Parents who incur significant expenses while caring for their children may want to know about ways to reduce those costs. They may be able to use the child and dependent care tax credit, or they may want to set up a dependent care account. Read more here about the child and dependent care credit, as well as the basic child tax credit. The discussion below covers dependent care accounts.
While some people will use both the child and dependent care credit and a dependent care account, this is not always a useful strategy. Contributions to a dependent care account are subtracted from the child care expenses that can be claimed under the child care credit. Dependent care accounts generally make sense for people who are in the 24 percent tax bracket or higher. You can seek guidance from a tax adviser for your specific situation.
How Dependent Care Accounts Work
A dependent care account holds tax-free funds that will be used to pay for day care, kindergarten, and other child care costs. If you run your own business, you can create a dependent care account for yourself. Otherwise, you can open a dependent care account only if your employer offers this option. If you are filing your taxes jointly with your spouse, you can contribute up to $5,000 to a dependent care account. If you do not file taxes jointly, you can contribute up to $2,000. (Sometimes employers set lower limits than those provided by federal tax laws.) You should try to avoid putting more money in the account than you may need to cover these expenses. At the end of each year, you will lose any unused money in the account.
The earned income of each spouse limits the amount that they can take out of the account. You cannot take out more than the earned income of either your spouse or you, whichever is less. In other words, you cannot use the account at all if either of you does not work, with two exceptions. First, if your spouse or you is a full-time student, that person will be considered to earn $250 per month, or $500 per month if you have multiple children.
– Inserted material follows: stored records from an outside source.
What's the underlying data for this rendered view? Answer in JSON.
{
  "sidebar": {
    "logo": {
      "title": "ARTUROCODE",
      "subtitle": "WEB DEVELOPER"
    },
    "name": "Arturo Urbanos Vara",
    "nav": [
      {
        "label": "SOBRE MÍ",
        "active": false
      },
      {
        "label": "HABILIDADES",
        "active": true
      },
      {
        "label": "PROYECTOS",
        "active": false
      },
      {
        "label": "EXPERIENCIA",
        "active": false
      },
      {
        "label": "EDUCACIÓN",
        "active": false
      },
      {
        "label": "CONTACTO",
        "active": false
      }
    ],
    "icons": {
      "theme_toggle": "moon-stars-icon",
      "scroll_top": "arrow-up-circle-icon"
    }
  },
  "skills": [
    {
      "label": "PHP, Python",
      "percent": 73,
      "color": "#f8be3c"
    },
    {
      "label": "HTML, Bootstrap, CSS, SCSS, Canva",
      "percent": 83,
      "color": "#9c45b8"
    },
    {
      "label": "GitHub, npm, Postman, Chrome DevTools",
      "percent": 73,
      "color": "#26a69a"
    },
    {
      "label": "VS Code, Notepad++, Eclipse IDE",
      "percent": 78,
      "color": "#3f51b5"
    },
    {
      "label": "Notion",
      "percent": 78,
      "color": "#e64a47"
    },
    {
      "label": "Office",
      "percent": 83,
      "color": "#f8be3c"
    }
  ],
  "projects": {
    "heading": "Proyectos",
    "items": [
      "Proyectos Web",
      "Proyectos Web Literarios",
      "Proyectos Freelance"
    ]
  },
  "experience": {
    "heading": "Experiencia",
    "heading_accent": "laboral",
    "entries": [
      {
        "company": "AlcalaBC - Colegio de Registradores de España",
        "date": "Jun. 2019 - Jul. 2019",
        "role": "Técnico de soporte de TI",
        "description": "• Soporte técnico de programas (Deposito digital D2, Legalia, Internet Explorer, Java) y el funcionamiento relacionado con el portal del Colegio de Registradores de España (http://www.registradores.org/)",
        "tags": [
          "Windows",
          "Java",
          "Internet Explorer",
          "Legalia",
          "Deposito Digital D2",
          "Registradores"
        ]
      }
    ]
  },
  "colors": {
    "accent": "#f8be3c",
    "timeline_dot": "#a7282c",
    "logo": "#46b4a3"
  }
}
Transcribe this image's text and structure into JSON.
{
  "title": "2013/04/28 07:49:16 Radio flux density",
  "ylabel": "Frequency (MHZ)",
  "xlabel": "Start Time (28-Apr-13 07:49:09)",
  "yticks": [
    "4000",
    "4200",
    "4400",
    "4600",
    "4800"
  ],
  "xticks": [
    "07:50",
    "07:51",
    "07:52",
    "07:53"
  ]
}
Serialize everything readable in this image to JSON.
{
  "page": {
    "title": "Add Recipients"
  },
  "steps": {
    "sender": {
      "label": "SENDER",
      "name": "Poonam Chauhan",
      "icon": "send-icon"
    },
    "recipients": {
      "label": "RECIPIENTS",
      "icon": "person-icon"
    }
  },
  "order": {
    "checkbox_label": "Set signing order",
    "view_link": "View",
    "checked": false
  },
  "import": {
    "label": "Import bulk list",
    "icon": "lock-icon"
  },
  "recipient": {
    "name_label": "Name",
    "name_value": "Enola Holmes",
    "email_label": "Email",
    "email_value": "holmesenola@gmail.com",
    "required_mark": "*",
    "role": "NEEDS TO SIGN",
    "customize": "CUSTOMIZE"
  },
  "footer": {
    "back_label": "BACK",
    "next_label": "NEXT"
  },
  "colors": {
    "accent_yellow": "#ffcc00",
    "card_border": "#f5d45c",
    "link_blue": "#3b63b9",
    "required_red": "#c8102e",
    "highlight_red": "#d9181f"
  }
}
The same rules apply if your spouse or you are disabled and unable to handle basic self-care.
You will need to decide whether to open a dependent care account sponsored by your employer during the general benefits enrollment period. When you open the account, you must decide how much money you will place in the account. You will not have an opportunity to revisit this decision. Once you sustain a cost related to child care, you must follow your employer’s policy for getting reimbursement and include this information on your tax return.
Virtually any type of child may qualify for a dependent care account, including biological children, adopted children, stepchildren, or foster children. However, the child must be younger than 13 at some point during the year, or they must suffer from a permanent and total disability. You must cover more than half of the cost of maintaining a home for the child and you during the year, and the child must live with you for more than half of the year. (Travel with you counts as time living with you.)
You must use money from the account only for child care expenses, which can include household services if they were undertaken at least partly for the child’s benefit. Money from the account cannot pay for education, entertainment, and other expenses unrelated to care. However, you do not need to select the cheapest available form of child care.
The child care must have allowed you to work, attend a full-time educational program, or look for a job if you are unemployed. You cannot hire a spouse or a dependent as your child care provider. To verify the information of the care provider, you must provide their name, address, and Social Security or employer identification number on your tax return.